Court says people, including former president convicted in Car Wash scandal, can’t be jailed until all appeals are exhausted
Brazil’s supreme court has reached a narrow decision that could release almost 5,000 inmates who are still appealing their convictions, including jailed former president, Luiz Inácio Lula da Silva.
The court decided in a 6-5 vote on Thursday that a person can be imprisoned only after all appeals to higher courts have been exhausted. The tie-breaking vote was cast by chief justice, José Dias Toffoli.
The decision appears to cover Da Silva and others convicted in cases arising from the Operation Car Wash corruption investigation, which has ensnared dozens of top politicians and business leaders in Latin America’s biggest nation.
The supreme court’s debate began in mid-October and its result could throw Brazil’s political landscape into uncertainty.
Da Silva, universally known as Lula, had been favoured to win the 2018 presidential election, but his conviction prohibited him from running. He remains a popular figure on the left, whose politicians and voters have called for his release.
The former president’s attorneys said in a statement they will request his release on Friday. That move initially depends on a judge based in the southern city of Curitiba, where he is jailed.
Prosecutors from the Car Wash probe said in a statement that the decision “goes against the sentiment of repudiating impunity and the fight against corruption”.
Many of powerful Brazilians imprisoned in the investigation will be able to seek release under the ruling.
The decision marks a key change for Brazil’s top court, which in February 2016 accepted that defendants who have a conviction upheld may be jailed even their if other appeals are pending decisions. Brazil’s constitution states that no one can be considered guilty until due process is concluded.
The court confirmed that verdict on three other occasions, and as recently as April.
Justice Gilmar Mendes, who voted for the release of inmates who have yet to conclude their appeals process, said da Silva’s case “contaminated” debate on the issue.

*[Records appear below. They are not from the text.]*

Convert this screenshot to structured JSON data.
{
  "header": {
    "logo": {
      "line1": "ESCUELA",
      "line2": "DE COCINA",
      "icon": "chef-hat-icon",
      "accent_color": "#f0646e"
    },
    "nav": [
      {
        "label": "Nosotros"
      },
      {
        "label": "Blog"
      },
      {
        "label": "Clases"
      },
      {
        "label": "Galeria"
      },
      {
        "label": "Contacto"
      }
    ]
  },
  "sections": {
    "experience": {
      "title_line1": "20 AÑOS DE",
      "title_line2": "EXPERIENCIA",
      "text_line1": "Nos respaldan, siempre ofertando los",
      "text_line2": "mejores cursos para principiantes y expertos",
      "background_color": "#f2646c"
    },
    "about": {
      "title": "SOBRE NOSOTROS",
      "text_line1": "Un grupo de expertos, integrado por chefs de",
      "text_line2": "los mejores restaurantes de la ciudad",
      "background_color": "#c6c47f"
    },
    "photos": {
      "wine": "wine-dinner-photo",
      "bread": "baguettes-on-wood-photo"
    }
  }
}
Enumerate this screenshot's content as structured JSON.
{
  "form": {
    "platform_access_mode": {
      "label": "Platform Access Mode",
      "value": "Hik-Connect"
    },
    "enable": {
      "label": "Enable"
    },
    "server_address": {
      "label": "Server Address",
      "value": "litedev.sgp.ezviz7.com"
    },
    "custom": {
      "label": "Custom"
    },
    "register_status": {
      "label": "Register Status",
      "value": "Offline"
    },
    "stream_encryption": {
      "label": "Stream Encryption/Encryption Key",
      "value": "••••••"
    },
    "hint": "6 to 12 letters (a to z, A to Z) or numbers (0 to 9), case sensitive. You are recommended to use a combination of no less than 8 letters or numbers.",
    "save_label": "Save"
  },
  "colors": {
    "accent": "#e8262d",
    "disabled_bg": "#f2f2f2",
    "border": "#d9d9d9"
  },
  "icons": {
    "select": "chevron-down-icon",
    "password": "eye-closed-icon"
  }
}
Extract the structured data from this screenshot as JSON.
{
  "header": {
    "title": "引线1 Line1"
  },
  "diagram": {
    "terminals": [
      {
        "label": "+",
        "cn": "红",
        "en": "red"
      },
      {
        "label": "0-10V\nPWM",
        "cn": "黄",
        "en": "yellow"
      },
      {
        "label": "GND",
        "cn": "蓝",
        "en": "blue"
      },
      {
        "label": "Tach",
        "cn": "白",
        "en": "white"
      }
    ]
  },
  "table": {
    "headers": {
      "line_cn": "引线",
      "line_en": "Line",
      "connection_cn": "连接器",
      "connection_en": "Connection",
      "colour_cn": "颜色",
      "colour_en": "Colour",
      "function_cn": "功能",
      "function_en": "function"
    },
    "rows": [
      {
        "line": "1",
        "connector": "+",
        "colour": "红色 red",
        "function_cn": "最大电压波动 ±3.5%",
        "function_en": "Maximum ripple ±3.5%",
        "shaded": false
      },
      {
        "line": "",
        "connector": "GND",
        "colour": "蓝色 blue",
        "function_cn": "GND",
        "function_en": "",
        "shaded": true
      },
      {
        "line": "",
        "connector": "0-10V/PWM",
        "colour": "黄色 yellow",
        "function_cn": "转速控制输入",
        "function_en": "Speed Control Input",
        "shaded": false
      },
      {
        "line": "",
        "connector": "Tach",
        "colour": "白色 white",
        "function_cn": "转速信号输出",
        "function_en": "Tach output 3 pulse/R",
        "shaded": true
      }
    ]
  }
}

“That was not good at all for rational debate,” said Mendes, an open critic of the Car Wash probe, during the full-court session.
Lula was jailed in April 2018 after a group of judges upheld his conviction for corruption and money laundering. His first conviction was issued by Sergio Moro, then a judge on a low court and later named justice minister by President Jair Bolsonaro.
Lula, who governed from 2003 to 2010, is still appealing a case related to the alleged purchase of a beachfront apartment in the city of Guarujá, in the state of Sao Paulo, in Brazil’s two high courts. He was also sentenced by a low court judge in a case regarding alleged ownership of a farmhouse in the city of Atibaia, outside Sao Paulo.
The 74-year-old politician has denied any wrongdoing in those cases. He accuses Moro and Car Wash prosecutors of political persecution.
Brazil’s justice council estimates at least 4,895 prisoners stand to benefit from the court’s decision on appeals.